Given the hullaballoo over the idiotically-dangerous “Compliance with Court Orders Act of 2016” that was released in draft form today, I thought it might be wise to remind people why strong encryption is a good and necessary thing. Fortunately, this video does all the legwork for me, which is really rather considerate of it.
A few days ago, Jason Snell wrote about how Steve Jobs transformed product announcements. Of product announcements before this transformation, Snell had this to say:
Now, it’s not as if Apple didn’t do keynotes at its events before Jobs came back. (And of course, other tech companies did keynotes at events like the Consumer Electronics Show.) But all of these were gray, businesslike affairs — glorified press conferences or nerdy product announcements accompanied by boring PowerPoints. None of them could hold a candle to what Jobs did with the events once he took control of them.
There is no event that best encapsulates the pomp and pageantry and overall spectacle of a Steve Jobs Apple event like the announcement of the iPhone in 2007. Even now, knowing exactly what was coming and how the keynote would play out word for word, you can still feel the excitement in the room that day.
Apple’s media events have been of varying quality since then, with today’s “Let Us Loop You In” event being a particular low point in my estimation. Admittedly, there were events under Jobs that were also awful — I’m looking at you, iPod Socks/iPod Hifi announcement — but they were awful because the products being released were absolute shit, not due to the quality of the presentation. They might have been selling a turd, but they showed that turd off with panache the likes of which you could not imagine.
Today’s event had exactly the opposite problem, and it’s a problem that Apple, frankly, has been dealing with for quite some time. And while I love going on Twitter to mock what’s going on, it is starting to feel like I’m picking on someone who’s just trying their best but is really not good at what they’re doing, like I’m just being mean.
I hate to say it, but I think it’s time Apple stops with this sort of media event.
The fine folks at Apple are holding what is likely their last media event at their Town Hall on Apple’s current campus before switching over to the new, giant-ass auditorium at their new crazy spaceship campus that will open up next year. A lot of products were introduced there — the iPod, the Xserve, the ugly and horrible iPod Hi-Fi — so expect some sort of “this room has a lot of history in it” self-congratulatory nonsense before we get to the new stuff Apple has lined up.
You can watch the event on your iPhone, iPad, or Mac by visiting this page or on an Apple TV via the Apple Events app, which you will either have to install from the App Store (on the latest generation) or has magically appeared on your home screen (on earlier generations).
I will be live-snarking the hell out of this event on Twitter — which you can either follow along with by following me on Twitter or by simply clicking the “Continue Reading” link below to see a live, regularly-updating collection of my tweets (and the tweets of others that I found amusing) during the event. I’ll also be back later to opine on whatever I feel like, presuming I feel like I have anything else to say on the matter beyond the obvious “here’s my money, Tim Cook, make things appear right now, please and thank you”.
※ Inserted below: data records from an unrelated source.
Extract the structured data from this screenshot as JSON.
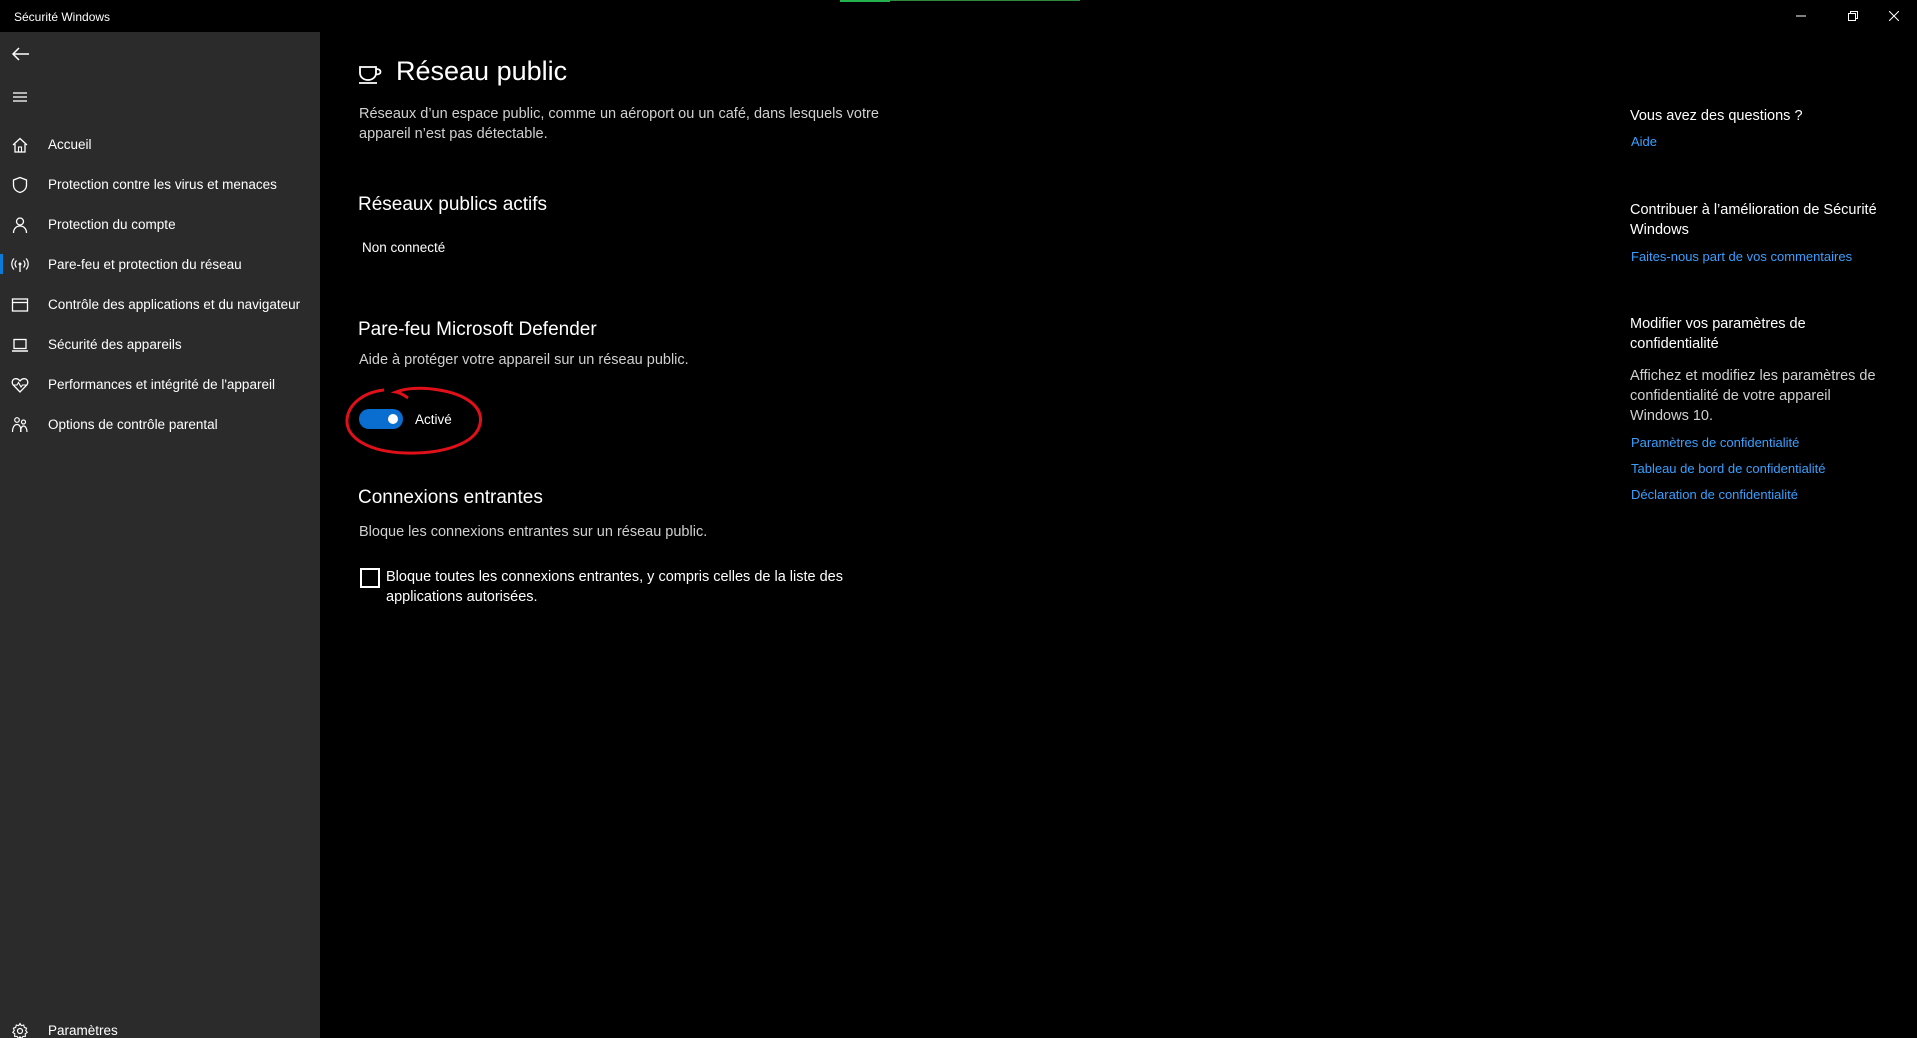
{
  "window": {
    "title": "Sécurité Windows"
  },
  "sidebar": {
    "items": [
      {
        "label": "Accueil",
        "icon": "home-icon"
      },
      {
        "label": "Protection contre les virus et menaces",
        "icon": "shield-icon"
      },
      {
        "label": "Protection du compte",
        "icon": "person-icon"
      },
      {
        "label": "Pare-feu et protection du réseau",
        "icon": "antenna-icon",
        "active": true
      },
      {
        "label": "Contrôle des applications et du navigateur",
        "icon": "browser-icon"
      },
      {
        "label": "Sécurité des appareils",
        "icon": "laptop-icon"
      },
      {
        "label": "Performances et intégrité de l'appareil",
        "icon": "heart-icon"
      },
      {
        "label": "Options de contrôle parental",
        "icon": "family-icon"
      }
    ],
    "settings_label": "Paramètres"
  },
  "main": {
    "title": "Réseau public",
    "description": "Réseaux d’un espace public, comme un aéroport ou un café, dans lesquels votre appareil n’est pas détectable.",
    "active_networks": {
      "heading": "Réseaux publics actifs",
      "value": "Non connecté"
    },
    "firewall": {
      "heading": "Pare-feu Microsoft Defender",
      "description": "Aide à protéger votre appareil sur un réseau public.",
      "toggle_on": true,
      "toggle_label": "Activé"
    },
    "incoming": {
      "heading": "Connexions entrantes",
      "description": "Bloque les connexions entrantes sur un réseau public.",
      "checkbox_checked": false,
      "checkbox_label": "Bloque toutes les connexions entrantes, y compris celles de la liste des applications autorisées."
    }
  },
  "right_panel": {
    "questions": {
      "heading": "Vous avez des questions ?",
      "link": "Aide"
    },
    "contribute": {
      "heading": "Contribuer à l’amélioration de Sécurité Windows",
      "link": "Faites-nous part de vos commentaires"
    },
    "privacy": {
      "heading": "Modifier vos paramètres de confidentialité",
      "text": "Affichez et modifiez les paramètres de confidentialité de votre appareil Windows 10.",
      "links": [
        "Paramètres de confidentialité",
        "Tableau de bord de confidentialité",
        "Déclaration de confidentialité"
      ]
    }
  },
  "colors": {
    "accent": "#0a6ed1",
    "link": "#3aa0ff",
    "sidebar_bg": "#2b2b2b",
    "annotation": "#e0101a"
  }
}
As will likely become tradition around these parts, here’s last night’s “Last Week Tonight” main story, which focuses on encryption, Apple, and the FBI. I think I’ve made my stance on this whole thing clear but, if you’re still on the fence, hopefully this will make why this is such a hornet’s nest of bad hoodoo clearer.
Would’ja look at that, a politician that actually seems to get this whole “bad guys will find other ways to encrypt their nasty regardless of if Apple makes some GovtOS for you clowns” argument. Good job, Senator Graham!
I was actually so happy about this I went and wrote the guy a note telling him how awesome a job he did there. If you feel like doing the same, here’s the contact page from his official website.
And in case you run into any dummies who give you the “Of course Apple should unlock this thing because national security, and what do you have to be afraid of if law enforcement can unlock every iPhone in the universe” argument: